[[ SOURCE INFORMATION open ]]

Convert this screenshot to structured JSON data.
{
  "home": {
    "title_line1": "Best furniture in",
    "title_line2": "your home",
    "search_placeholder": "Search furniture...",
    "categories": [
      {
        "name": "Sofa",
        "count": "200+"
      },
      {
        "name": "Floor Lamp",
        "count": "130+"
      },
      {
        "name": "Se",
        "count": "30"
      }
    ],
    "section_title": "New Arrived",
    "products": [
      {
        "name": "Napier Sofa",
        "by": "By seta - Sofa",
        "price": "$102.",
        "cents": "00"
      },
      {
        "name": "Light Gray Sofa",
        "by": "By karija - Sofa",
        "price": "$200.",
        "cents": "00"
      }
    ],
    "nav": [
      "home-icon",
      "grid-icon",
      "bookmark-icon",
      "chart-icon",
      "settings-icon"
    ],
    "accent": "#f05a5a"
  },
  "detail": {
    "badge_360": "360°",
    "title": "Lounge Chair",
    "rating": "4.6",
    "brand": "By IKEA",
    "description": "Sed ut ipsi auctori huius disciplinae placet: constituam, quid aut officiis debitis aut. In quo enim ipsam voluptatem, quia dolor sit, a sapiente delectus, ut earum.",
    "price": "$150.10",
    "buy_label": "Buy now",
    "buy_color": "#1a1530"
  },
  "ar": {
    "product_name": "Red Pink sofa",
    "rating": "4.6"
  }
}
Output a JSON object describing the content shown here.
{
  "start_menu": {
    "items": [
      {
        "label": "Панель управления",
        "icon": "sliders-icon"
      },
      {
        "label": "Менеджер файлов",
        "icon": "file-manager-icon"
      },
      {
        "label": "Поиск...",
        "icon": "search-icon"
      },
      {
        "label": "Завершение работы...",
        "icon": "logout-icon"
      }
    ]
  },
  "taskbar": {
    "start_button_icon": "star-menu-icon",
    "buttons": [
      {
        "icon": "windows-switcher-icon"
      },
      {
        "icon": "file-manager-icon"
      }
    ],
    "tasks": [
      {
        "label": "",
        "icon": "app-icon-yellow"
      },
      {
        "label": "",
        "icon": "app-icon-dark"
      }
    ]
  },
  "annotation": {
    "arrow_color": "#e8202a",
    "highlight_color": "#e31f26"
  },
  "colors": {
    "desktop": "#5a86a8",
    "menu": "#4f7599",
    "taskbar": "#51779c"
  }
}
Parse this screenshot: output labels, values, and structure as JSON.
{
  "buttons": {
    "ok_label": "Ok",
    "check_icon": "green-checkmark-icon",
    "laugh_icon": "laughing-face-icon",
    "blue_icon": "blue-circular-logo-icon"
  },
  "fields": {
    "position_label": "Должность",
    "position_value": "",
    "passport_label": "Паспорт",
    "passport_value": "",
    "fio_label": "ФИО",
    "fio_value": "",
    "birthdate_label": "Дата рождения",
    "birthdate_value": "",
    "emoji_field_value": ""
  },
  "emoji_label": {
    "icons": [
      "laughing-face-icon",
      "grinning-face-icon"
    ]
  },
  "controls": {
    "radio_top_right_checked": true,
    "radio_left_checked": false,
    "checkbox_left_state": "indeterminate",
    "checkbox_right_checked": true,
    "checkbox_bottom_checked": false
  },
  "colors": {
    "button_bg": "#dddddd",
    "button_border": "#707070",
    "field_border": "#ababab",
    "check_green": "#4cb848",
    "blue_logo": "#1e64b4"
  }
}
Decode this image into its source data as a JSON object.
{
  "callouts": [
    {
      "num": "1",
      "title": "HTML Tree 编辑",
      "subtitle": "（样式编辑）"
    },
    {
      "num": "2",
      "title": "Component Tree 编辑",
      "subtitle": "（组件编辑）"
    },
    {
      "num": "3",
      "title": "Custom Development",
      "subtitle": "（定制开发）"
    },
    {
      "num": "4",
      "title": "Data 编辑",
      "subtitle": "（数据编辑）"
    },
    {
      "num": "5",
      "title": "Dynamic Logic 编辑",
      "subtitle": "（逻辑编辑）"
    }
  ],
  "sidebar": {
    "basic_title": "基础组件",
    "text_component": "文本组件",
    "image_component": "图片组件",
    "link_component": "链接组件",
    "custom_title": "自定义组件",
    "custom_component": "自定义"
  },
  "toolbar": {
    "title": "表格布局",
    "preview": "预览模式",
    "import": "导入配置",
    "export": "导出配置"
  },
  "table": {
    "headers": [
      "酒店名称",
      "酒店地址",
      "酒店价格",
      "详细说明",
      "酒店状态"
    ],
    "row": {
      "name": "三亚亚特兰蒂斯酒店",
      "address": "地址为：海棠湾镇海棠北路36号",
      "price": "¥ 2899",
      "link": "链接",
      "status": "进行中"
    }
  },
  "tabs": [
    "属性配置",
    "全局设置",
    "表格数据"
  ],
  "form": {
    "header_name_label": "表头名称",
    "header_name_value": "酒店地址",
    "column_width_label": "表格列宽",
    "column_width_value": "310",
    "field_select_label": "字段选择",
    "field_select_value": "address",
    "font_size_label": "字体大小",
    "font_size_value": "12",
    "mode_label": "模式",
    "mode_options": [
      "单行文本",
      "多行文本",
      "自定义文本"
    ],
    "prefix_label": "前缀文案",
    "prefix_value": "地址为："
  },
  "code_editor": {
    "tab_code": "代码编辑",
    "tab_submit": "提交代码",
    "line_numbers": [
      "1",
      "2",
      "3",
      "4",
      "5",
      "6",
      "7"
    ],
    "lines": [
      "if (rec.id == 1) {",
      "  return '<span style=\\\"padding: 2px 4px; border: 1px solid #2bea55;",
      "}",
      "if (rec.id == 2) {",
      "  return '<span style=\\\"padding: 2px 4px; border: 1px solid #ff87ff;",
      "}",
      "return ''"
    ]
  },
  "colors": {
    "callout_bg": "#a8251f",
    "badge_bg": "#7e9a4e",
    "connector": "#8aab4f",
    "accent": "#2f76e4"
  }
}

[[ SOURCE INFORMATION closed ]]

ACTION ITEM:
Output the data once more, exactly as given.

COMPLETED EXERCISE:
Convert this screenshot to structured JSON data.
{
  "home": {
    "title_line1": "Best furniture in",
    "title_line2": "your home",
    "search_placeholder": "Search furniture...",
    "categories": [
      {
        "name": "Sofa",
        "count": "200+"
      },
      {
        "name": "Floor Lamp",
        "count": "130+"
      },
      {
        "name": "Se",
        "count": "30"
      }
    ],
    "section_title": "New Arrived",
    "products": [
      {
        "name": "Napier Sofa",
        "by": "By seta - Sofa",
        "price": "$102.",
        "cents": "00"
      },
      {
        "name": "Light Gray Sofa",
        "by": "By karija - Sofa",
        "price": "$200.",
        "cents": "00"
      }
    ],
    "nav": [
      "home-icon",
      "grid-icon",
      "bookmark-icon",
      "chart-icon",
      "settings-icon"
    ],
    "accent": "#f05a5a"
  },
  "detail": {
    "badge_360": "360°",
    "title": "Lounge Chair",
    "rating": "4.6",
    "brand": "By IKEA",
    "description": "Sed ut ipsi auctori huius disciplinae placet: constituam, quid aut officiis debitis aut. In quo enim ipsam voluptatem, quia dolor sit, a sapiente delectus, ut earum.",
    "price": "$150.10",
    "buy_label": "Buy now",
    "buy_color": "#1a1530"
  },
  "ar": {
    "product_name": "Red Pink sofa",
    "rating": "4.6"
  }
}
Output a JSON object describing the content shown here.
{
  "start_menu": {
    "items": [
      {
        "label": "Панель управления",
        "icon": "sliders-icon"
      },
      {
        "label": "Менеджер файлов",
        "icon": "file-manager-icon"
      },
      {
        "label": "Поиск...",
        "icon": "search-icon"
      },
      {
        "label": "Завершение работы...",
        "icon": "logout-icon"
      }
    ]
  },
  "taskbar": {
    "start_button_icon": "star-menu-icon",
    "buttons": [
      {
        "icon": "windows-switcher-icon"
      },
      {
        "icon": "file-manager-icon"
      }
    ],
    "tasks": [
      {
        "label": "",
        "icon": "app-icon-yellow"
      },
      {
        "label": "",
        "icon": "app-icon-dark"
      }
    ]
  },
  "annotation": {
    "arrow_color": "#e8202a",
    "highlight_color": "#e31f26"
  },
  "colors": {
    "desktop": "#5a86a8",
    "menu": "#4f7599",
    "taskbar": "#51779c"
  }
}
Parse this screenshot: output labels, values, and structure as JSON.
{
  "buttons": {
    "ok_label": "Ok",
    "check_icon": "green-checkmark-icon",
    "laugh_icon": "laughing-face-icon",
    "blue_icon": "blue-circular-logo-icon"
  },
  "fields": {
    "position_label": "Должность",
    "position_value": "",
    "passport_label": "Паспорт",
    "passport_value": "",
    "fio_label": "ФИО",
    "fio_value": "",
    "birthdate_label": "Дата рождения",
    "birthdate_value": "",
    "emoji_field_value": ""
  },
  "emoji_label": {
    "icons": [
      "laughing-face-icon",
      "grinning-face-icon"
    ]
  },
  "controls": {
    "radio_top_right_checked": true,
    "radio_left_checked": false,
    "checkbox_left_state": "indeterminate",
    "checkbox_right_checked": true,
    "checkbox_bottom_checked": false
  },
  "colors": {
    "button_bg": "#dddddd",
    "button_border": "#707070",
    "field_border": "#ababab",
    "check_green": "#4cb848",
    "blue_logo": "#1e64b4"
  }
}
Decode this image into its source data as a JSON object.
{
  "callouts": [
    {
      "num": "1",
      "title": "HTML Tree 编辑",
      "subtitle": "（样式编辑）"
    },
    {
      "num": "2",
      "title": "Component Tree 编辑",
      "subtitle": "（组件编辑）"
    },
    {
      "num": "3",
      "title": "Custom Development",
      "subtitle": "（定制开发）"
    },
    {
      "num": "4",
      "title": "Data 编辑",
      "subtitle": "（数据编辑）"
    },
    {
      "num": "5",
      "title": "Dynamic Logic 编辑",
      "subtitle": "（逻辑编辑）"
    }
  ],
  "sidebar": {
    "basic_title": "基础组件",
    "text_component": "文本组件",
    "image_component": "图片组件",
    "link_component": "链接组件",
    "custom_title": "自定义组件",
    "custom_component": "自定义"
  },
  "toolbar": {
    "title": "表格布局",
    "preview": "预览模式",
    "import": "导入配置",
    "export": "导出配置"
  },
  "table": {
    "headers": [
      "酒店名称",
      "酒店地址",
      "酒店价格",
      "详细说明",
      "酒店状态"
    ],
    "row": {
      "name": "三亚亚特兰蒂斯酒店",
      "address": "地址为：海棠湾镇海棠北路36号",
      "price": "¥ 2899",
      "link": "链接",
      "status": "进行中"
    }
  },
  "tabs": [
    "属性配置",
    "全局设置",
    "表格数据"
  ],
  "form": {
    "header_name_label": "表头名称",
    "header_name_value": "酒店地址",
    "column_width_label": "表格列宽",
    "column_width_value": "310",
    "field_select_label": "字段选择",
    "field_select_value": "address",
    "font_size_label": "字体大小",
    "font_size_value": "12",
    "mode_label": "模式",
    "mode_options": [
      "单行文本",
      "多行文本",
      "自定义文本"
    ],
    "prefix_label": "前缀文案",
    "prefix_value": "地址为："
  },
  "code_editor": {
    "tab_code": "代码编辑",
    "tab_submit": "提交代码",
    "line_numbers": [
      "1",
      "2",
      "3",
      "4",
      "5",
      "6",
      "7"
    ],
    "lines": [
      "if (rec.id == 1) {",
      "  return '<span style=\\\"padding: 2px 4px; border: 1px solid #2bea55;",
      "}",
      "if (rec.id == 2) {",
      "  return '<span style=\\\"padding: 2px 4px; border: 1px solid #ff87ff;",
      "}",
      "return ''"
    ]
  },
  "colors": {
    "callout_bg": "#a8251f",
    "badge_bg": "#7e9a4e",
    "connector": "#8aab4f",
    "accent": "#2f76e4"
  }
}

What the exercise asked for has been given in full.